OPEN FOR BUSINESS: Trade extremely slow
MANY people are still required to go to work during the coronavirus-imposed lockdown.
We’re speaking with essential workers to hear how their jobs have changed and how they’re keeping things turning on the Granite Belt.
A Stanthorpe hairdresser said she couldn’t believe her line of work was considered essential during the coronavirus pandemic.
Mansara Hair Design owner Sara Burton said although her work was considered essential, she may as well have closed the business, as customers hadn’t realised it was still open.
“We always had one person here just in case we had someone walk in,” Mrs Burton said.
“There was that initial announcement that you were only allowed a 30-minute appointment – I think that led people to believe that we were shut when we weren’t.”
Mrs Burton said business was extremely slow.
“Even though we were open we were probably down half in business,” she said.
“We were seeing one maybe two customers a day.
“We just rode through it.”
As clients were “spaced out” and the salon was “sterilised within an inch of its life”, business continues as close to normal as possible.
“We are very cautious with how we space everybody out,” Mrs Burton said.
“We are lucky enough to be able to have a big enough space to do that.”
As restrictions begin to relax in the coming weeks, Mrs Burton is confident her clients will begin to return.
“People have stayed away for a good four to six weeks,” she said.
“People adopted a good, commonsense approach during this time and if they were sick they wouldn’t come in.”
“We can take baked beans off the menu now for a little while,” she laughed.
“We are really looking forward to having all of our clients back in again.”

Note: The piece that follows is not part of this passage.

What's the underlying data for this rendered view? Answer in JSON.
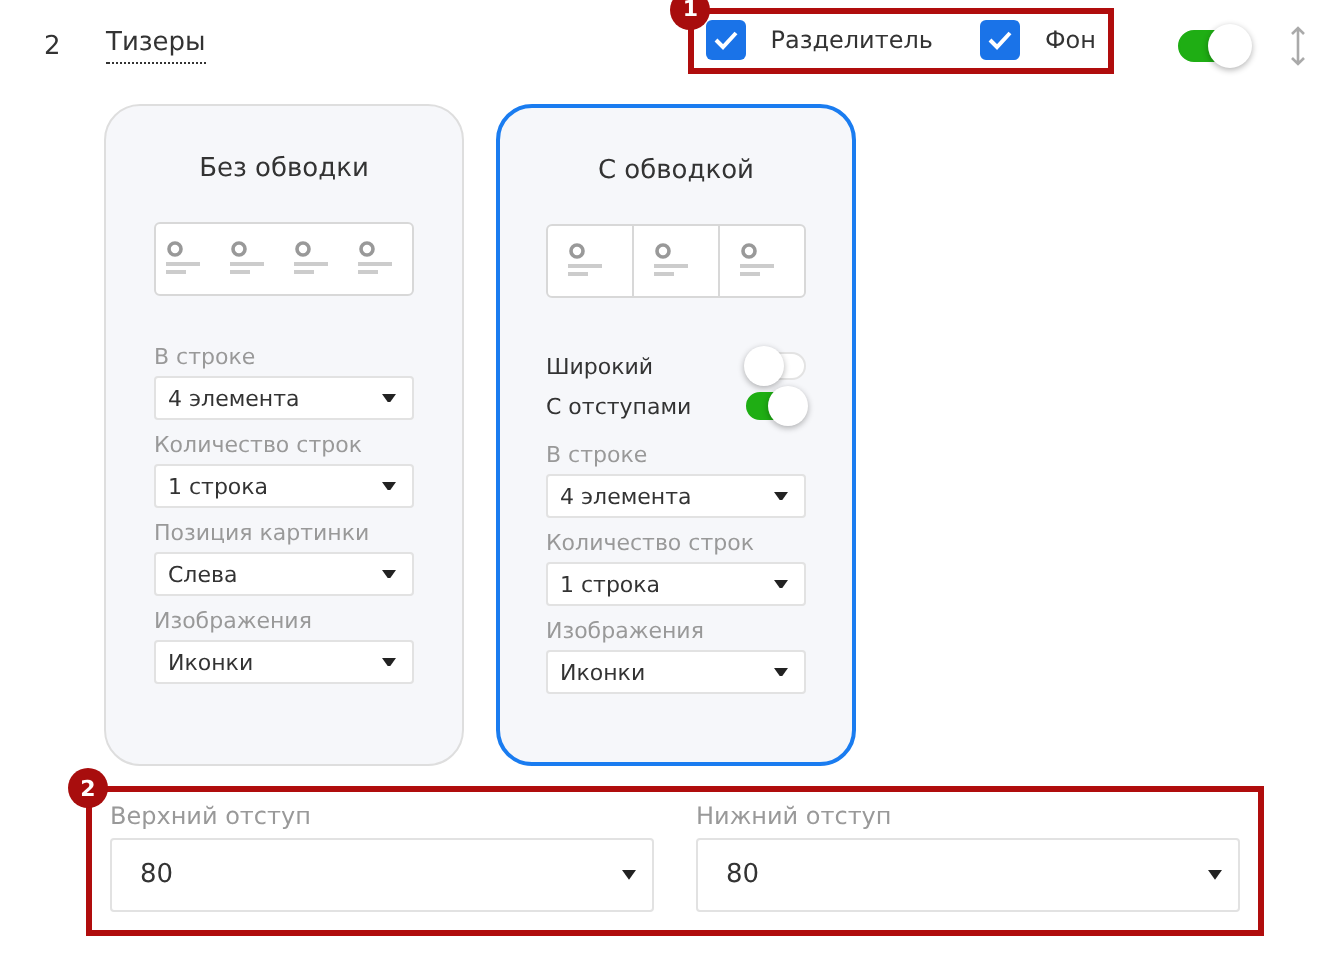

Do you know someone who has become a frontline essential worker? Let us know by emailing email@example.com